One of our reviewers, Andrew Holtz, has quipped that “alarm clocks may cause the sun to rise” is an example of the flawed logic behind news stories that confuse association with causation.
This story committed that oft-repeated sin, spinning an observational study that pointed to an association into a story about how berries may “ward off” Parkinson’s disease.
And why just berries in the headline?
Flavonoids, the story tells us, are found in apples, tea, red wine, chocolate and citrus fruits as well.
Andrew Holtz, mentioned above, also wrote about reporters and observational study limitations: “If including caveats, context and explanation make a story too weak, there is a simple solution: don’t run it. One reason people feel so overwhelmed by apparently contradictory reporting on health science is that there are too many stories that sacrifice the (complicated and nuanced) truth in order to create a punchy lead and headline.”
Not applicable. The costs of the flavonoid-containing foods mentioned in the story is not in question.
Inadequate. The story consistently used only relative risk reduction estimates – 35% lower risk or 22% lower risk.
But 35% or 22% of what? How many people in either arm of the study developed Parkinson’s? Why not spell it out in absolute terms? Again, we urge WebMD to read another of our primers, “Absolute vs. Relative Risk.”
Not applicable. Harms aren’t discussed but we don’t know what they’d be.
The story simply failed on this criterion – as so many such stories do.
The story never discussed the limitations of such observational studies. The story quotes the researcher on “the association” between flavonoids and risk of developing Parkinson’s disease. But that researcher isn’t quoted saying anything about how the substances “may ward off Parkinson’s disease” (as the headline states), or “may pay off by reducing the risk” as the first sentence states.
You can’t establish cause and effect from such observational studies and the story should have said do. Association does not equal causation. So it is simply wrong to use active, causal terms like “ward off” or “pay off by reducing the risk” when that can’t be proven from such a study.
We urge WebMD to distribute our primer, “Does the Language Fit the Evidence? Association Versus Causation,” to all of their writers and editors.
In addition, the story was based on a study that won’t even be presented in a meeting for two more months – much less published anywhere.
The brief caveat at the end of the story is appreciated, but it doesn’t go far enough in countering the headline and first sentence of the story.
There was no overt disease-mongering about Parkinson’s disease in the story.
The only quote comes from the researcher from a news release. No independent perspective appears in the story.
There’s not even a line about other research looking at other factors to lower Parkinson’s risk. There’s also no discussion of other research looking at potential benefits of flavonoids.
Not applicable. The availability of the flavonoid-containing foods mentioned in the story is not in question.

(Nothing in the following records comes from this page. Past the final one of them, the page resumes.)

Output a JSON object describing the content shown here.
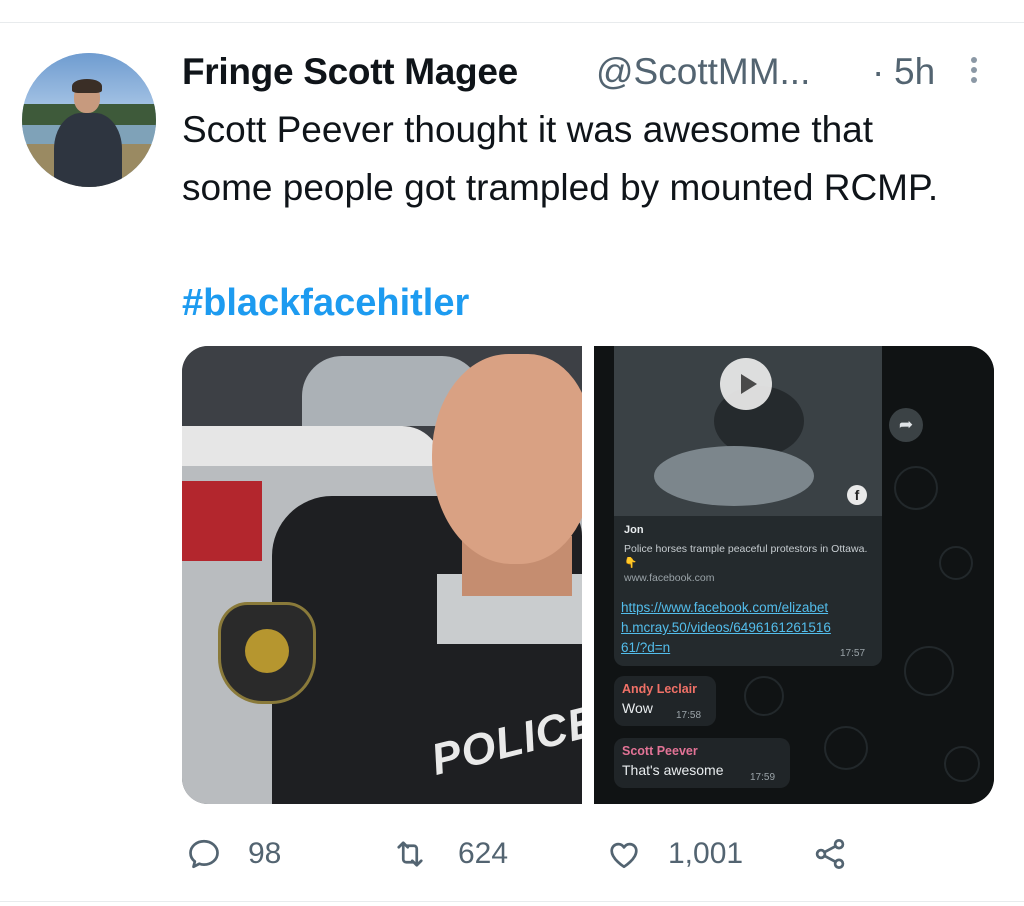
{
  "tweet": {
    "display_name": "Fringe Scott Magee",
    "handle": "@ScottMM...",
    "separator": "·",
    "time": "5h",
    "text": "Scott Peever thought it was awesome that some people got trampled by mounted RCMP.",
    "hashtag": "#blackfacehitler",
    "accent_color": "#1d9bf0"
  },
  "media": {
    "left_photo": {
      "vest_text": "POLICE"
    },
    "chat": {
      "link_preview": {
        "name": "Jon",
        "description": "Police horses trample peaceful protestors in Ottawa. 👇",
        "domain": "www.facebook.com",
        "fb_glyph": "f"
      },
      "link_message": {
        "url": "https://www.facebook.com/elizabeth.mcray.50/videos/649616126151661/?d=n",
        "time": "17:57"
      },
      "messages": [
        {
          "sender": "Andy Leclair",
          "text": "Wow",
          "time": "17:58",
          "sender_color": "#f07167"
        },
        {
          "sender": "Scott Peever",
          "text": "That's awesome",
          "time": "17:59",
          "sender_color": "#e27396"
        }
      ]
    }
  },
  "actions": {
    "reply_count": "98",
    "retweet_count": "624",
    "like_count": "1,001"
  }
}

The story allows the researcher to claim that “this is the first study in humans to examine” this association. We don’t know whether that’s true or not. And the story didn’t provide any independent perspective to reflect on whether this is novel or not. But there’s been a lot of other flavonoid research which the story could have at least mentioned. From this story, one might assume that this is the first study that’s ever recognized flavonoids.

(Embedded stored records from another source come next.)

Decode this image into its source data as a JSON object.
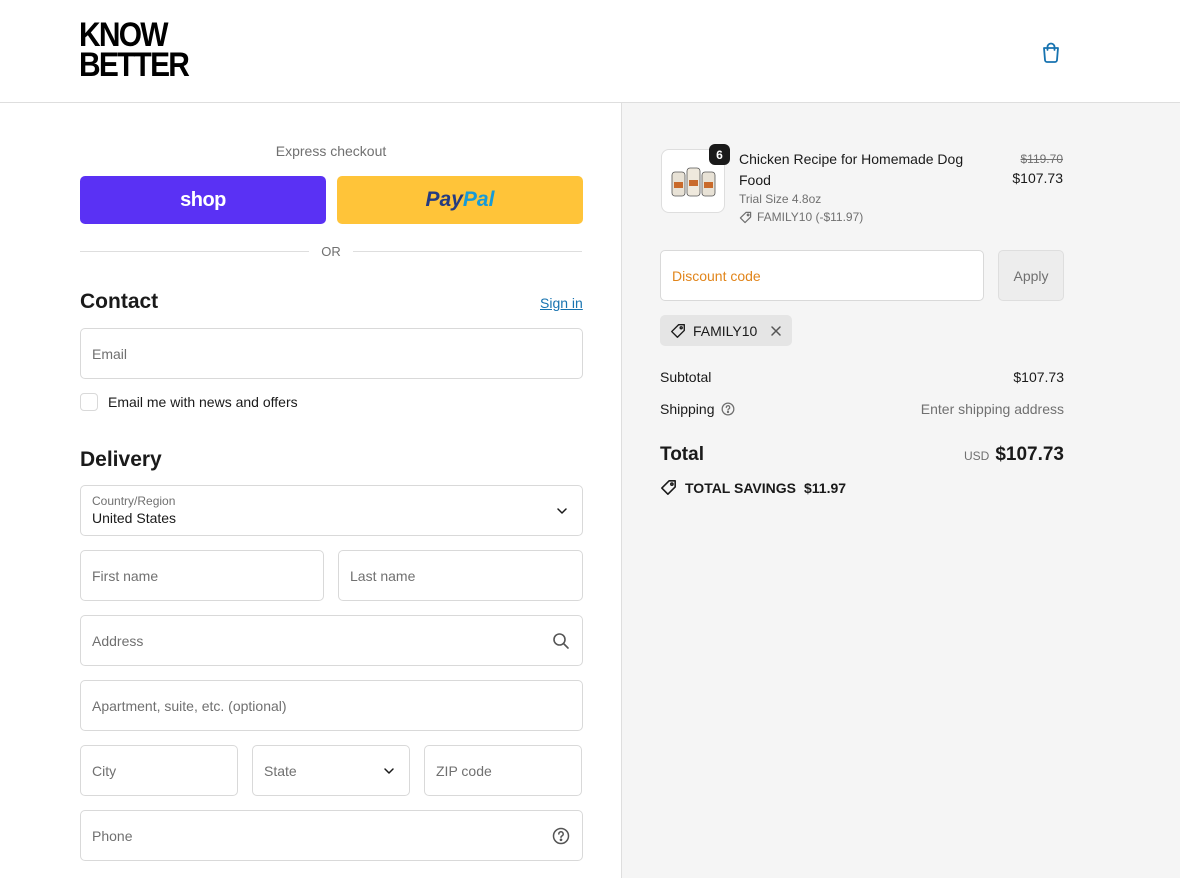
{
  "header": {
    "logo_line1": "KNOW",
    "logo_line2": "BETTER",
    "cart_icon": "shopping-bag-icon"
  },
  "express": {
    "title": "Express checkout",
    "shop_label": "shop",
    "paypal_pay": "Pay",
    "paypal_pal": "Pal",
    "or_label": "OR"
  },
  "contact": {
    "heading": "Contact",
    "signin": "Sign in",
    "email_placeholder": "Email",
    "newsletter_label": "Email me with news and offers"
  },
  "delivery": {
    "heading": "Delivery",
    "country_label": "Country/Region",
    "country_value": "United States",
    "first_name": "First name",
    "last_name": "Last name",
    "address": "Address",
    "apartment": "Apartment, suite, etc. (optional)",
    "city": "City",
    "state": "State",
    "zip": "ZIP code",
    "phone": "Phone"
  },
  "summary": {
    "item": {
      "quantity": "6",
      "name": "Chicken Recipe for Homemade Dog Food",
      "variant": "Trial Size 4.8oz",
      "discount": "FAMILY10 (-$11.97)",
      "price_original": "$119.70",
      "price_final": "$107.73"
    },
    "discount_placeholder": "Discount code",
    "apply_label": "Apply",
    "applied_code": "FAMILY10",
    "subtotal_label": "Subtotal",
    "subtotal_value": "$107.73",
    "shipping_label": "Shipping",
    "shipping_value": "Enter shipping address",
    "total_label": "Total",
    "total_currency": "USD",
    "total_value": "$107.73",
    "savings_label": "TOTAL SAVINGS",
    "savings_value": "$11.97"
  },
  "colors": {
    "shop_button": "#5a31f4",
    "paypal_button": "#ffc439",
    "link": "#1773b0",
    "summary_bg": "#f5f5f5"
  }
}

The story discloses that its only quote comes from a news release.